Answered by: Conrad Richter
Question from: Patricia Del Negro
Posted on: May 10, 2006
There is alot of controversy about goji berries (Lycium barbarum) and wolfberries being different. You list WOLFBERRY, CHINESE as Lycium barbarum, which would be Goji and Lycium chinense is WOLFBERRY, CHINESE. Are you certain that you are selling L. barbarum?
You are right about controversy surrounding the identity of gojiberry. I have written previously about gojiberry and the confusion over its identity. Please see:
The common name "chinese wolfberry" may be applied to several different different species of Lycium native to China. In fact the entire genus Lycium is known as "wolfberry". According to the Flora of China gives the chinese name for L. barbarum as "ning xia gou qi" and L. chinense as "gou qi". "Gou qi" is prounounced as "go-chi" which was morphed into "goji" by early promoters of the herb in America. Both species, as well as others, are used in Chinese traditional medicine, often interchangeably.
Do we have Lycium barbarum or L. chinense? We believe that we have L. barbarum based on the fact that most "gou qi" in the Chinese herb trade is L. barbarum and based on the material we have received in the past from the same source. However, because species substitution is very common in China, it is not possible to be absolutely sure that any particular lot is L. barbarum. Without growing out seeds to the flowering stage, there is no way to verify the exact species of any one lot. Our policy is to grow out every lot of seeds we sell to the seedling stage and beyond, but because the differences between L. barbarum and L. chinense are subtle -- mainly in the morphology of the flowers -- it is not possible to distinguish between those two species by the time our grow-out tests are complete.
I was disappointed that I did not recieve much info on growing WOLFBERRY, CHINESE Lycium barbarum.

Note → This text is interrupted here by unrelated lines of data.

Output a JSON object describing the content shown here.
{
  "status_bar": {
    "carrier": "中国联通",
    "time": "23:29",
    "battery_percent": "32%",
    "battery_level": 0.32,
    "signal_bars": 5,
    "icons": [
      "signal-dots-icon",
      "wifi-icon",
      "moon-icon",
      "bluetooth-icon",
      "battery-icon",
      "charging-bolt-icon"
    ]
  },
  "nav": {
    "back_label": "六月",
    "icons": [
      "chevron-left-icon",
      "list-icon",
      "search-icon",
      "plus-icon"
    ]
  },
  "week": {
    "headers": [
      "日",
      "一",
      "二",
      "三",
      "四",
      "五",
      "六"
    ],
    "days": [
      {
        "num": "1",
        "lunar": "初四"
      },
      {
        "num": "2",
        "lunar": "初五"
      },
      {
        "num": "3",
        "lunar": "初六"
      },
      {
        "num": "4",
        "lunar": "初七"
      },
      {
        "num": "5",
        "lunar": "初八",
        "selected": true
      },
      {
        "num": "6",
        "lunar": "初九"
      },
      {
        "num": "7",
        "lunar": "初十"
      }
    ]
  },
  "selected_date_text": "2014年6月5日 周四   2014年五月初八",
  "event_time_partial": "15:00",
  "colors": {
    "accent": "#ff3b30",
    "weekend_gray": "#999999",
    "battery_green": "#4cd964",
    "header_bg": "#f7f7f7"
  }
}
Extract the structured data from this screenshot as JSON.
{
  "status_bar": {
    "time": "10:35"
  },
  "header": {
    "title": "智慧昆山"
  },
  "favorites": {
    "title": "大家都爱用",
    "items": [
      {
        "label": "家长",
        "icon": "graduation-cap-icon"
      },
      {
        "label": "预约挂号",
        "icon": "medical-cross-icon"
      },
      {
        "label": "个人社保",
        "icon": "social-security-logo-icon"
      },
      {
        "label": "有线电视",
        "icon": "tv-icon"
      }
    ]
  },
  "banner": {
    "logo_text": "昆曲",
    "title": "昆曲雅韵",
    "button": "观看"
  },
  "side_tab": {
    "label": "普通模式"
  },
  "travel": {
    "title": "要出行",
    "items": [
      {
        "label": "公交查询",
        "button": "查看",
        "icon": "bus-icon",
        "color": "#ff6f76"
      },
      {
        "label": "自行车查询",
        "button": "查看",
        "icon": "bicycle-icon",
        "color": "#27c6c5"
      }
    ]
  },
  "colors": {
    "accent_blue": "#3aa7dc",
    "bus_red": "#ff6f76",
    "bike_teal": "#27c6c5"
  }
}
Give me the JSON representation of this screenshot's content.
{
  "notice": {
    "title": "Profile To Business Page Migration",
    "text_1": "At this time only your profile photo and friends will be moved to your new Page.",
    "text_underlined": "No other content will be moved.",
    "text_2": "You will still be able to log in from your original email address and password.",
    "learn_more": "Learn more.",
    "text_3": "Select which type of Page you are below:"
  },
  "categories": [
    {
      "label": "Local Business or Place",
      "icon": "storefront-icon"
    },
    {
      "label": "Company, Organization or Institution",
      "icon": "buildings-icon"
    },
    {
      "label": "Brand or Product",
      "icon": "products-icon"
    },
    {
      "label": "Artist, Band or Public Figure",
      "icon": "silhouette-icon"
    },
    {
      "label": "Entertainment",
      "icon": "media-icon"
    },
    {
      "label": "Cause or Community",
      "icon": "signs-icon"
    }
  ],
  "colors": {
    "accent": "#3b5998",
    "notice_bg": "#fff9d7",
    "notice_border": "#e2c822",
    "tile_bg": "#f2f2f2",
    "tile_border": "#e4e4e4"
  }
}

We have answered questions about growing chinese wolfberry previously. Please see: